| Your instructions |
Check each line of the material below for "chevron", then copy the ones that contain it.
* * * * *
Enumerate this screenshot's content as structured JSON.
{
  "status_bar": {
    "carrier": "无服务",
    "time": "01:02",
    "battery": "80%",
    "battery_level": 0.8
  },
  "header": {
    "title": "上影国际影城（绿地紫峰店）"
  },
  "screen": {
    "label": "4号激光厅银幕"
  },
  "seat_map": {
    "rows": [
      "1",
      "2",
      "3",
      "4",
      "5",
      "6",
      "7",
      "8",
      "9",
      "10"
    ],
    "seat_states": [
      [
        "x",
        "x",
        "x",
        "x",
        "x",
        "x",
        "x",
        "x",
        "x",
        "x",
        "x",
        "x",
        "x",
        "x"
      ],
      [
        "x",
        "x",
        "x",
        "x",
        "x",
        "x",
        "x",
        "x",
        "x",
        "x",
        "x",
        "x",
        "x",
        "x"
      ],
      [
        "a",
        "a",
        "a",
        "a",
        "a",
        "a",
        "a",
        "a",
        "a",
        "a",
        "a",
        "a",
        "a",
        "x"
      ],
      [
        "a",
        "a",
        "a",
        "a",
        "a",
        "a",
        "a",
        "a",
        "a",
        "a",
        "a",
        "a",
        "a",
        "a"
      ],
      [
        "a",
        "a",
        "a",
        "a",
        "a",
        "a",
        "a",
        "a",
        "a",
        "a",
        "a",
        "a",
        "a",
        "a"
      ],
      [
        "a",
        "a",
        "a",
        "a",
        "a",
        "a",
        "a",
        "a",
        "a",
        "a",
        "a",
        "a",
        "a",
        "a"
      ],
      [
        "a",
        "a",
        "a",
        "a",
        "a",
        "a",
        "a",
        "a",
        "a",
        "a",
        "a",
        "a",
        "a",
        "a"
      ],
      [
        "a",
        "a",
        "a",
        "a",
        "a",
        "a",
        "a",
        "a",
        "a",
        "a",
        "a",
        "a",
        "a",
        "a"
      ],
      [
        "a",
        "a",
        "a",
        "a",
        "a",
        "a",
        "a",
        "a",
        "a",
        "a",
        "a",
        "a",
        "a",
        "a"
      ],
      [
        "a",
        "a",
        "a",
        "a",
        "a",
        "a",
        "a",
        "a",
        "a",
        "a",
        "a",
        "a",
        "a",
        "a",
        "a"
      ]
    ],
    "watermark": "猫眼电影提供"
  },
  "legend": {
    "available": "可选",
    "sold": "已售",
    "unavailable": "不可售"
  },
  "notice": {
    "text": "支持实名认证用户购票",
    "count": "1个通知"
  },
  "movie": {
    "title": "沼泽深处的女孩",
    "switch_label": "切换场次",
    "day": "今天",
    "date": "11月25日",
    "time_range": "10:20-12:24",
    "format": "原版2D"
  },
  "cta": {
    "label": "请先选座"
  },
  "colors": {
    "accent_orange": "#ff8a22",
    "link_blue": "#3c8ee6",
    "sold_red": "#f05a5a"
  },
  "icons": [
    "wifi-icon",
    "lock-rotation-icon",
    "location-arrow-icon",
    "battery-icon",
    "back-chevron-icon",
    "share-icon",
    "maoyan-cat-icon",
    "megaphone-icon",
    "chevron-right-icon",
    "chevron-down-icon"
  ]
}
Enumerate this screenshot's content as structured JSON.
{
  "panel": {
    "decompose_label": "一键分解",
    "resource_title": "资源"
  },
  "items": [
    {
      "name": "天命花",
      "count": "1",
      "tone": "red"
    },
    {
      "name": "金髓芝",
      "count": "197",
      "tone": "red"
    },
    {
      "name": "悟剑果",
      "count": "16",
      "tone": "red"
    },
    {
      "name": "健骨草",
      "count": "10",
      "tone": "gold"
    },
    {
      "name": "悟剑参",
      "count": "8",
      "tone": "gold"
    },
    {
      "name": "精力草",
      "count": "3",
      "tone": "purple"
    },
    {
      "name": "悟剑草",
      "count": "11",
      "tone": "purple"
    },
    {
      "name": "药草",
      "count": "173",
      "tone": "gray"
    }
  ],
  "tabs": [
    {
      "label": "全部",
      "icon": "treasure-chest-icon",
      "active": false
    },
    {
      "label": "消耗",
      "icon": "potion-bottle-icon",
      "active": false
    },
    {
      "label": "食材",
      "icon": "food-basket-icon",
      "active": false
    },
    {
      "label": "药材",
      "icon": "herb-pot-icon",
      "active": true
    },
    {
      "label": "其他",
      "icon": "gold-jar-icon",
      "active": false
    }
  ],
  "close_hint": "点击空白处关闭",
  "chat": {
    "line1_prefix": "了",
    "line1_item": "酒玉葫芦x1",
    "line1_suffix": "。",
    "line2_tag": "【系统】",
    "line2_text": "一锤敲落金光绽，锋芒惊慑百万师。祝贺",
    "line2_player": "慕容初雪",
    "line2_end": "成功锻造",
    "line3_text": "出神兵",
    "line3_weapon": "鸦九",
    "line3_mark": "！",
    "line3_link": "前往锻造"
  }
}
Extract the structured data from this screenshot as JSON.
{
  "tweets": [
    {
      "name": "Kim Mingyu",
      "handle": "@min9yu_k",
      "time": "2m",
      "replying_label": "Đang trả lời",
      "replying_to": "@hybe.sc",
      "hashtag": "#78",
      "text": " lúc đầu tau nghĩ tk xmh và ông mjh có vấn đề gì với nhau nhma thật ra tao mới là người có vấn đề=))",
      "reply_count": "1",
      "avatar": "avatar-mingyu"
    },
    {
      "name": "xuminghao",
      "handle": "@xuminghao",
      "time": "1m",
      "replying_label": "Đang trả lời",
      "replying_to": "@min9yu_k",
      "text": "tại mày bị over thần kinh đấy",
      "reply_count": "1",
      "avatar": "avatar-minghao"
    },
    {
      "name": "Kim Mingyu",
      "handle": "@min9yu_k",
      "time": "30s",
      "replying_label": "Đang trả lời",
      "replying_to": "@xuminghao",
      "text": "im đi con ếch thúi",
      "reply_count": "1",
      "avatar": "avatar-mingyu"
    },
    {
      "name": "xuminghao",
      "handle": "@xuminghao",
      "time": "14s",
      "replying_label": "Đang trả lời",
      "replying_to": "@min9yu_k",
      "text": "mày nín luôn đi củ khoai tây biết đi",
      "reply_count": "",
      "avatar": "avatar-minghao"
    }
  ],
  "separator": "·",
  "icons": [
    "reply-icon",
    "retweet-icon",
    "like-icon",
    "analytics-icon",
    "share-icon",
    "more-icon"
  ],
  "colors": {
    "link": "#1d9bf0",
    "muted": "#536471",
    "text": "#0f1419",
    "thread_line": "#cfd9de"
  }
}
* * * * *
| Answer area |
    "back-chevron-icon",
    "chevron-right-icon",
    "chevron-down-icon"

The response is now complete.